(2) The next step is to thrive in Israel. Once you get your expenses under control and you begin to settle in, it is time to work on your Israeli lifestyle. Do you need to get any additional licensing to advance in your field? How’s your Hebrew? Are you from a community where, generally speaking, children marry younger, and if so, will you be able to offer support? Can you adjust your work schedule to make more time for learning? This is the time to ask these questions. Set goals for yourself financially, socially, and religiously and live the life you made Aliyah to live.
(3) The third, and perhaps most ignored step, is to plan for the future. Find out how much you’re going to need. Not sure how much? Ask an old person.
Don’t just throw money into some investment and assume it will pay you enough to retire with dignity. Unautomate your finances – take a hands-on approach and watch your investments. Put some money into kupot gemel in order to have a lump sum when you retire and put money into your keren pensia in order to have the proper annuity you’ll need in order to live out your days.
I know these words sound all complicated and Hebraic, so let me clarify what these mean and how to do it. A kupat gemel is a providence fund.
“Hey Jon, I just checked wikipedia, and they’ve never heard of a Providence fund?!”
You got me there. The ministry of finance chose the term “Providence Fund” even though it is a made-up word that means nothing except what it is translated to mean, much like “firmament.” What it really means is a long term mutual fund that you an only cash it at retirement age (currently 64 for women and 67 for men.) These will help you get that lump sum you’ll need when you retire.
And how will you live after that? Either from a ton of cash you have in a nice off-shore bank, or like most of us, from a keren pensia. I would take the active approach and call the keren pensia and describe your situation (physical health, age, etc) and ask “how much do I need to put in before retirement in order to have an annuity of ₪ X per month?” Odds are you won’t get an answer at first, but keep pushing and get an approximate amount. Remember in Israel, “no” means “not unless you make a big deal out of it.”
The amount you’ll be told will depend on many factors including how the market is doing, so it is really hard to know an exact amount; play it safe and always be conservative with your money. Also, keep reading as I continue to delve into the pension system here and explain how to understand the pension system here.
So now you know you want to have ₪ X for your kupat gemel and ₪ Y in your keren pensia. Now it’s a race to get the money. You have a goal; plan around it, try to get the money into these accounts as soon as possible and reach your goal.

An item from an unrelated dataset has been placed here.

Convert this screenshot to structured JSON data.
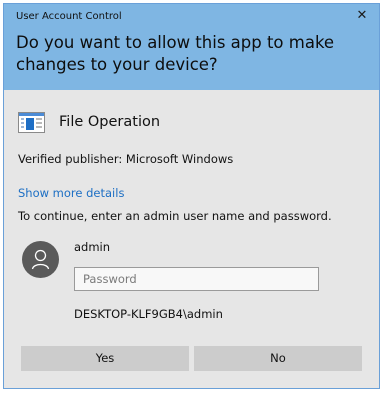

Remember, these funds have compound interest, the sooner you put in the money the more interest you get.
“I advise you to go on living solely to enrage those who are paying your annuities. It is the only pleasure I have left.”
“Don’t simply retire from something, have something to retire to”
– Harry Emerson Fosdick